Taliban attacks on the Afghan government have increased sharply since the signing in February 2020 of the agreement between the United States and the insurgents that led to the withdrawal of foreign forces from the country, according to an official American report released on Thursday.
The “attacks initiated by the enemy”, attributed mainly to the Taliban, rose from 9,651 at the end of 2019 to 13,242 at the end of 2020 (+ 37%), indicates the Office of the Special Inspector General for the Reconstruction of Afghanistan (Sigar, which depends on Congress), drawing on data from the NATO mission in Afghanistan. This is the first time since December 2019 that the latter has published detailed figures of these attacks.
Over 700 civilians killed
Between March 1 and May 31, the date of the latest data collected by the NATO mission in Afghanistan, Resolute Support, before the withdrawal of most of the coalition forces, 10,383 attacks were recorded, of which 3,268 were been fatal, according to the Sigar’s office.
At the request of the government in Kabul, the Inspector General does not publish the number of casualties of the Afghan army, whose strength amounts to some 300,000 men and women. According to the NATO mission, violence against civilians reached new records in April and May, with 705 civilians killed and 1,330 injured.
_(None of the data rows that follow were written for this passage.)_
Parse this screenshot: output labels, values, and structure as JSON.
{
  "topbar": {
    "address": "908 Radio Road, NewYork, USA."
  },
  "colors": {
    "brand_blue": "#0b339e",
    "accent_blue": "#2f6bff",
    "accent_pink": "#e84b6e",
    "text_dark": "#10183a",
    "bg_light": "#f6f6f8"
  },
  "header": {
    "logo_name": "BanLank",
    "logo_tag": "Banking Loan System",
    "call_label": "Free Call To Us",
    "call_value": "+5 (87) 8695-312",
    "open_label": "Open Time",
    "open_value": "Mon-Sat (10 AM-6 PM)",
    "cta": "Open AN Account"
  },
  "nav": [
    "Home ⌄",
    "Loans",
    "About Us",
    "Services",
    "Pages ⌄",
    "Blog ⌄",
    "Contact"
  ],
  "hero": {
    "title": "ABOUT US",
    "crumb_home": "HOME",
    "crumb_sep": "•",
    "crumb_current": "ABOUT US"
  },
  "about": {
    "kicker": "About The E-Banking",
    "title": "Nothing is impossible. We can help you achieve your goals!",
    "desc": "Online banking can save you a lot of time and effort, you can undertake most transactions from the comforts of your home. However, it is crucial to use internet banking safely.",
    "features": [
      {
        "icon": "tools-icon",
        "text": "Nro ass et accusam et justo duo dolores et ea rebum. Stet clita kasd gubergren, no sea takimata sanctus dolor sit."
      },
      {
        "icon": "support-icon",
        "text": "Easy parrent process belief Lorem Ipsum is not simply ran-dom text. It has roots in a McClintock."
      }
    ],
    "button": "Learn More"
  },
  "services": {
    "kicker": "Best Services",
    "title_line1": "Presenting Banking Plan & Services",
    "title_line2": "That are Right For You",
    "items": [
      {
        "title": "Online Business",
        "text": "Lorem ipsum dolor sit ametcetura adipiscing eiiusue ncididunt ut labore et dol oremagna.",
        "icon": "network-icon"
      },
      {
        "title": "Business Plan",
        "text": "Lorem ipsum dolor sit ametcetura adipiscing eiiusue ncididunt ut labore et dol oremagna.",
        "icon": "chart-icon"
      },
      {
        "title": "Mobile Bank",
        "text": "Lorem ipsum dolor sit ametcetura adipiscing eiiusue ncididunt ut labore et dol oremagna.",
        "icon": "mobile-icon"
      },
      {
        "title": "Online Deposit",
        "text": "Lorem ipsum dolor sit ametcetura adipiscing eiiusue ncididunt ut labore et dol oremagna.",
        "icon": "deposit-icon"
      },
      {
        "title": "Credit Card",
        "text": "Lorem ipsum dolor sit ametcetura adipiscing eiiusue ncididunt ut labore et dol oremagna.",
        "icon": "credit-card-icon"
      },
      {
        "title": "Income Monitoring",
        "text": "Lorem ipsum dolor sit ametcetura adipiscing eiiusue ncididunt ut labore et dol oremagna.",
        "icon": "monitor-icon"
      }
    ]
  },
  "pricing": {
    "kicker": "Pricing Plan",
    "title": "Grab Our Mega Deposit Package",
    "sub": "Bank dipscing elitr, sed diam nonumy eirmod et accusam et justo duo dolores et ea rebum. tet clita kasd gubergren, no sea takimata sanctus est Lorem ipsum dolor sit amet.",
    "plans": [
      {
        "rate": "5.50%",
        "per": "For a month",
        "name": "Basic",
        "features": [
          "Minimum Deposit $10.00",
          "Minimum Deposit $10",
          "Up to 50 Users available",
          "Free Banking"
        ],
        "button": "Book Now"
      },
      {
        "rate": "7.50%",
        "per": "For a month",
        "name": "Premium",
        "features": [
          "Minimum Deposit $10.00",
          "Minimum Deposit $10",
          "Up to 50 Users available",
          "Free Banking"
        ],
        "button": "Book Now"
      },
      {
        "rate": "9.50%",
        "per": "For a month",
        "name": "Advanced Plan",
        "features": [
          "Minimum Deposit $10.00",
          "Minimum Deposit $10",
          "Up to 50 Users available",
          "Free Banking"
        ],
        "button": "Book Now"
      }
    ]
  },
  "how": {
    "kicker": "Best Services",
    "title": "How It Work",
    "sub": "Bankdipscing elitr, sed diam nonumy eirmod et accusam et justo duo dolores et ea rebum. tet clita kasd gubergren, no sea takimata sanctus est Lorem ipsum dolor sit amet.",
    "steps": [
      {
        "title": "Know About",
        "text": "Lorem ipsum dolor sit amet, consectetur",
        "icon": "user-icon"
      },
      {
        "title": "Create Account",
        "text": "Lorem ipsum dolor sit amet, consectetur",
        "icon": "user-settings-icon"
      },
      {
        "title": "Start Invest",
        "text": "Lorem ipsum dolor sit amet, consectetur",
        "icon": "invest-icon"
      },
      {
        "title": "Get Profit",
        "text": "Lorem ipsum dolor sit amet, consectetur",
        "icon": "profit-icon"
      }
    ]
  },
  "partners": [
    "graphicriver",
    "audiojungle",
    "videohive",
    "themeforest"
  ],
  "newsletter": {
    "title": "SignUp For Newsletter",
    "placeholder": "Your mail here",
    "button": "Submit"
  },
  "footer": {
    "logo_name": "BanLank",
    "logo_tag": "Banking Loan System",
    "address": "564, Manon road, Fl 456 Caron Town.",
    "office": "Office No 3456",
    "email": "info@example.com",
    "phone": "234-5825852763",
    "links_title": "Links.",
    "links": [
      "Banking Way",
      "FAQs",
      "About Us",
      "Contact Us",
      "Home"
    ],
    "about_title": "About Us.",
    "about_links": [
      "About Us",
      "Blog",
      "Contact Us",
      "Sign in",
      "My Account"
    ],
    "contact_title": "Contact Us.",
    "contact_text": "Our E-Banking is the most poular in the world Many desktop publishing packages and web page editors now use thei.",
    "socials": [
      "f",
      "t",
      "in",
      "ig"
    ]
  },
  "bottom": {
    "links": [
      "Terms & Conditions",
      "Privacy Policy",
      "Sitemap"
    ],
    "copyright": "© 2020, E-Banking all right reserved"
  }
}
This is almost as much as the previous three months combined.
Trend “unfavorable to the Afghan government”
Resolute Support attributes 93% of civilian casualties in recent months to anti-government forces (40% to the Taliban, 38% to unidentified insurgents, 14% to the Islamic State group and less than 1% to the Haqqani network close to the Taliban), this report said. .
The report notes that the Taliban have taken control of a large number of districts in the rural areas, although they do not control the big cities. “The overall trend is clearly against the Afghan government, which could face an existential crisis if it does not reverse it,” Inspector General John Sopko noted in the report.
Towards a return to power?
“What is most disturbing is the speed and ease with which the Taliban have apparently taken control of districts in the north of the country, a former stronghold of opposition to the Taliban,” he added.
The recent lightning advance of the Taliban raises fears that they will seize power again, 20 years after being ousted from it at the end of 2001 by an international coalition led by the United States, after their refusal to hand over the leader of Al -Qaïda Osama bin Laden in the wake of the September 11 attacks.
Sunday in Kabul, the head of US operations in Afghanistan, General Kenneth McKenzie, warned that the United States will continue its air strikes against the Taliban, if they continue their offensive.